By this time, the sun had really come out to bathe the ruins an bring out the brilliant green of the grass and the colors of the rock. Also, a few friendly llamas had now strolled out onto the grounds and were in various stages of lounging, grazing or scratching. We went back to a few places we had been the day before, but wanted to see again in the good weather. This was well worth doing because 24 hours earlier, all we could do was concentrate on staying warm and dry rather than what we were looking at. In our re-visit venture, we knew we had to make our way back to the entrance to catch our bus to the bottom of the mountain by 11:45 a.m. So, we tracked along and made it back to a beautiful viewpoint looking back on the ruins. Here we stayed for a while just soaking up the views...and the sun. Below is a picture I took then. I think you can see why we lingered...
|Machu Picchu in all its glory|
|View from train taking us toward Cusco|

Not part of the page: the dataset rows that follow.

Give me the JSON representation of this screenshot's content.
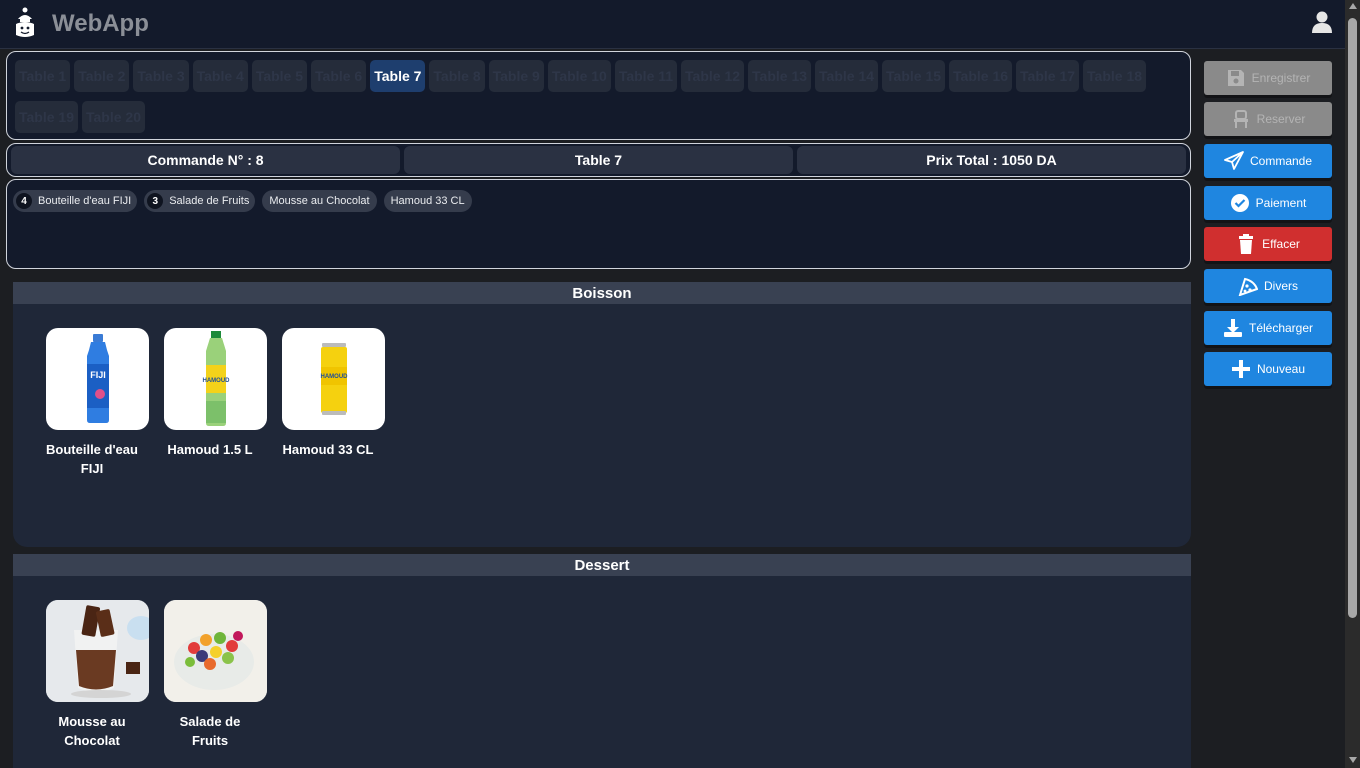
{
  "header": {
    "app_title": "WebApp",
    "logo_icon": "chef-logo-icon",
    "user_icon": "user-icon"
  },
  "tables": {
    "items": [
      "Table 1",
      "Table 2",
      "Table 3",
      "Table 4",
      "Table 5",
      "Table 6",
      "Table 7",
      "Table 8",
      "Table 9",
      "Table 10",
      "Table 11",
      "Table 12",
      "Table 13",
      "Table 14",
      "Table 15",
      "Table 16",
      "Table 17",
      "Table 18",
      "Table 19",
      "Table 20"
    ],
    "active": "Table 7"
  },
  "info": {
    "order_number": "Commande N° : 8",
    "table": "Table 7",
    "total": "Prix Total : 1050 DA"
  },
  "order_items": [
    {
      "qty": "4",
      "name": "Bouteille d'eau FIJI"
    },
    {
      "qty": "3",
      "name": "Salade de Fruits"
    },
    {
      "qty": "",
      "name": "Mousse au Chocolat"
    },
    {
      "qty": "",
      "name": "Hamoud 33 CL"
    }
  ],
  "categories": [
    {
      "name": "Boisson",
      "products": [
        {
          "name": "Bouteille d'eau FIJI",
          "image": "fiji-bottle-image"
        },
        {
          "name": "Hamoud 1.5 L",
          "image": "hamoud-bottle-image"
        },
        {
          "name": "Hamoud 33 CL",
          "image": "hamoud-can-image"
        }
      ]
    },
    {
      "name": "Dessert",
      "products": [
        {
          "name": "Mousse au Chocolat",
          "image": "chocolate-mousse-image"
        },
        {
          "name": "Salade de Fruits",
          "image": "fruit-salad-image"
        }
      ]
    }
  ],
  "actions": {
    "enregistrer": "Enregistrer",
    "reserver": "Reserver",
    "commande": "Commande",
    "paiement": "Paiement",
    "effacer": "Effacer",
    "divers": "Divers",
    "telecharger": "Télécharger",
    "nouveau": "Nouveau"
  },
  "colors": {
    "primary": "#1f86e0",
    "danger": "#d02f2f",
    "disabled": "#8a8a8a",
    "panel": "#131a2b",
    "active_table": "#1e3e6e"
  }
}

On the bus, down the mountain, back to the hotel, change of clothes, a civilized lunch and then onto an afternoon train that would take us about half way back to Cusco - and in doing so, give us a tour of the sacred Urubama Valley.
Off the train, into a private vehicle, ride the second half of the way to Cusco through the valley - passing through towns, villages, crossroads and even a city. Political slogans painted on the sides of buildings, stray dogs, Inca ruins on some of the hillsides, run down houses, snow capped mountains, and people walking on the sides of the road made for an unending supply of visuals to look at as we cruised onward back towards the town we started our adventure in.

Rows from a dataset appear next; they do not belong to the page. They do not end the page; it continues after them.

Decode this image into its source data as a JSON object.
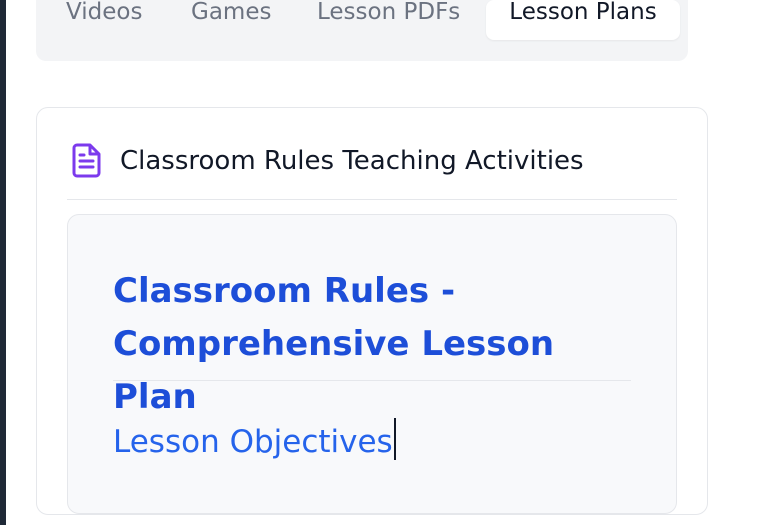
{
  "tabs": [
    {
      "label": "Videos",
      "active": false
    },
    {
      "label": "Games",
      "active": false
    },
    {
      "label": "Lesson PDFs",
      "active": false
    },
    {
      "label": "Lesson Plans",
      "active": true
    }
  ],
  "card": {
    "icon": "document-icon",
    "title": "Classroom Rules Teaching Activities"
  },
  "lesson": {
    "title": "Classroom Rules - Comprehensive Lesson Plan",
    "section_heading": "Lesson Objectives"
  },
  "colors": {
    "accent_purple": "#7c3aed",
    "heading_blue": "#1d4ed8",
    "subheading_blue": "#2563eb"
  }
}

Our tour completed its loop when our bus pulled up outside the hotel where we started nine days earlier. After unpacking and checking into our rooms, our group met in the lobby for a farewell to our guide and, at least officially, to each other. Each of us said our goodbyes to Miguel for his expert leadership, knowledge and friendship as our guide. I think a great guide transforms a trip like this from being an sight seeing trip into a full fledged adventure...and I thanked Miguel by telling him that I thought that's what he did for us.
And that was that...at least in terms of the tour. Diane and I would spend the next day and a half in Cusco and then head south to visit another part of Peru and relax following the hiking portion of our trip. All of which will make up the last two posts in my series recapping our trip. So, come back for those over the next few weeks.
NOTE: All pictures in this post were taken by Marc Osborn. No use of any kind is permitted without prior written permission from Marc Osborn.